Please print every record below exactly as it appears.

Top of EXTRACTED DATA

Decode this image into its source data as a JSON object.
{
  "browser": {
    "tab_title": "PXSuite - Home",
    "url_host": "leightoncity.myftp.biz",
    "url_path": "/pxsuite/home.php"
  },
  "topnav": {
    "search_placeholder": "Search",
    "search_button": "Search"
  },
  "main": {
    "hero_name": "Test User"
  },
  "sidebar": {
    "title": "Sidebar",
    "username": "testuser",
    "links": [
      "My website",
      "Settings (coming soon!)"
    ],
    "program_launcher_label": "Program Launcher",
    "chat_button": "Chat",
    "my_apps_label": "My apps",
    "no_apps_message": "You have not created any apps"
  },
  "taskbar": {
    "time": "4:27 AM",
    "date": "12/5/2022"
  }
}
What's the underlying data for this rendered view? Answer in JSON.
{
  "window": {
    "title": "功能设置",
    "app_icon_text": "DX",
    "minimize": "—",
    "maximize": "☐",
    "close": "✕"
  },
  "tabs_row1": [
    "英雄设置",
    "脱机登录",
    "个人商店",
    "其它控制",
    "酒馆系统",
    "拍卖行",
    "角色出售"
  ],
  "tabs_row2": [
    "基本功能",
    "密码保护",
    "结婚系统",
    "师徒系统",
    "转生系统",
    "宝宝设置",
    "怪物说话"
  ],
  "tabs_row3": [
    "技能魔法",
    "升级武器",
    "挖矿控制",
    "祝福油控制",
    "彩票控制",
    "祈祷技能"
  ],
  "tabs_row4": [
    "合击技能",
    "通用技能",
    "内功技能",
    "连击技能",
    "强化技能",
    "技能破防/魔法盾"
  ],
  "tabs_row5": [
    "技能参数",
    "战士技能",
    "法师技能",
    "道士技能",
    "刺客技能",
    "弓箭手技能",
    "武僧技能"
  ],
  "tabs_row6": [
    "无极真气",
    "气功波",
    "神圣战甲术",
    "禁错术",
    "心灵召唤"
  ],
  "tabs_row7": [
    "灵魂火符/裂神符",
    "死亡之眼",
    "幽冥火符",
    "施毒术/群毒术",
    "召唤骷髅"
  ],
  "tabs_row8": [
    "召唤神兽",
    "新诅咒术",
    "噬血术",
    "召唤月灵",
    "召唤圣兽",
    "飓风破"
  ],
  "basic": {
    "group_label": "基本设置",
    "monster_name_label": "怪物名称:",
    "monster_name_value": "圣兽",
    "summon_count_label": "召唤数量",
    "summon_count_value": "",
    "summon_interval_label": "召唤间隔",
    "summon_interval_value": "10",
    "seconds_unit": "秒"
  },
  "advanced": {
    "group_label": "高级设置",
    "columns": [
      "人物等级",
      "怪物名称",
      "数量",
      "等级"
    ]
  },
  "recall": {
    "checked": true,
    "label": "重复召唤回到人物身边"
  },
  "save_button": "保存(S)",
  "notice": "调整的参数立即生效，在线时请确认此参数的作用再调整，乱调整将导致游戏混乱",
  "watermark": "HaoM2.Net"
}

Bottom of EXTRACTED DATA

▶ [SOLUTION TO THIS PROBLEM]
Decode this image into its source data as a JSON object.
{
  "browser": {
    "tab_title": "PXSuite - Home",
    "url_host": "leightoncity.myftp.biz",
    "url_path": "/pxsuite/home.php"
  },
  "topnav": {
    "search_placeholder": "Search",
    "search_button": "Search"
  },
  "main": {
    "hero_name": "Test User"
  },
  "sidebar": {
    "title": "Sidebar",
    "username": "testuser",
    "links": [
      "My website",
      "Settings (coming soon!)"
    ],
    "program_launcher_label": "Program Launcher",
    "chat_button": "Chat",
    "my_apps_label": "My apps",
    "no_apps_message": "You have not created any apps"
  },
  "taskbar": {
    "time": "4:27 AM",
    "date": "12/5/2022"
  }
}
What's the underlying data for this rendered view? Answer in JSON.
{
  "window": {
    "title": "功能设置",
    "app_icon_text": "DX",
    "minimize": "—",
    "maximize": "☐",
    "close": "✕"
  },
  "tabs_row1": [
    "英雄设置",
    "脱机登录",
    "个人商店",
    "其它控制",
    "酒馆系统",
    "拍卖行",
    "角色出售"
  ],
  "tabs_row2": [
    "基本功能",
    "密码保护",
    "结婚系统",
    "师徒系统",
    "转生系统",
    "宝宝设置",
    "怪物说话"
  ],
  "tabs_row3": [
    "技能魔法",
    "升级武器",
    "挖矿控制",
    "祝福油控制",
    "彩票控制",
    "祈祷技能"
  ],
  "tabs_row4": [
    "合击技能",
    "通用技能",
    "内功技能",
    "连击技能",
    "强化技能",
    "技能破防/魔法盾"
  ],
  "tabs_row5": [
    "技能参数",
    "战士技能",
    "法师技能",
    "道士技能",
    "刺客技能",
    "弓箭手技能",
    "武僧技能"
  ],
  "tabs_row6": [
    "无极真气",
    "气功波",
    "神圣战甲术",
    "禁错术",
    "心灵召唤"
  ],
  "tabs_row7": [
    "灵魂火符/裂神符",
    "死亡之眼",
    "幽冥火符",
    "施毒术/群毒术",
    "召唤骷髅"
  ],
  "tabs_row8": [
    "召唤神兽",
    "新诅咒术",
    "噬血术",
    "召唤月灵",
    "召唤圣兽",
    "飓风破"
  ],
  "basic": {
    "group_label": "基本设置",
    "monster_name_label": "怪物名称:",
    "monster_name_value": "圣兽",
    "summon_count_label": "召唤数量",
    "summon_count_value": "",
    "summon_interval_label": "召唤间隔",
    "summon_interval_value": "10",
    "seconds_unit": "秒"
  },
  "advanced": {
    "group_label": "高级设置",
    "columns": [
      "人物等级",
      "怪物名称",
      "数量",
      "等级"
    ]
  },
  "recall": {
    "checked": true,
    "label": "重复召唤回到人物身边"
  },
  "save_button": "保存(S)",
  "notice": "调整的参数立即生效，在线时请确认此参数的作用再调整，乱调整将导致游戏混乱",
  "watermark": "HaoM2.Net"
}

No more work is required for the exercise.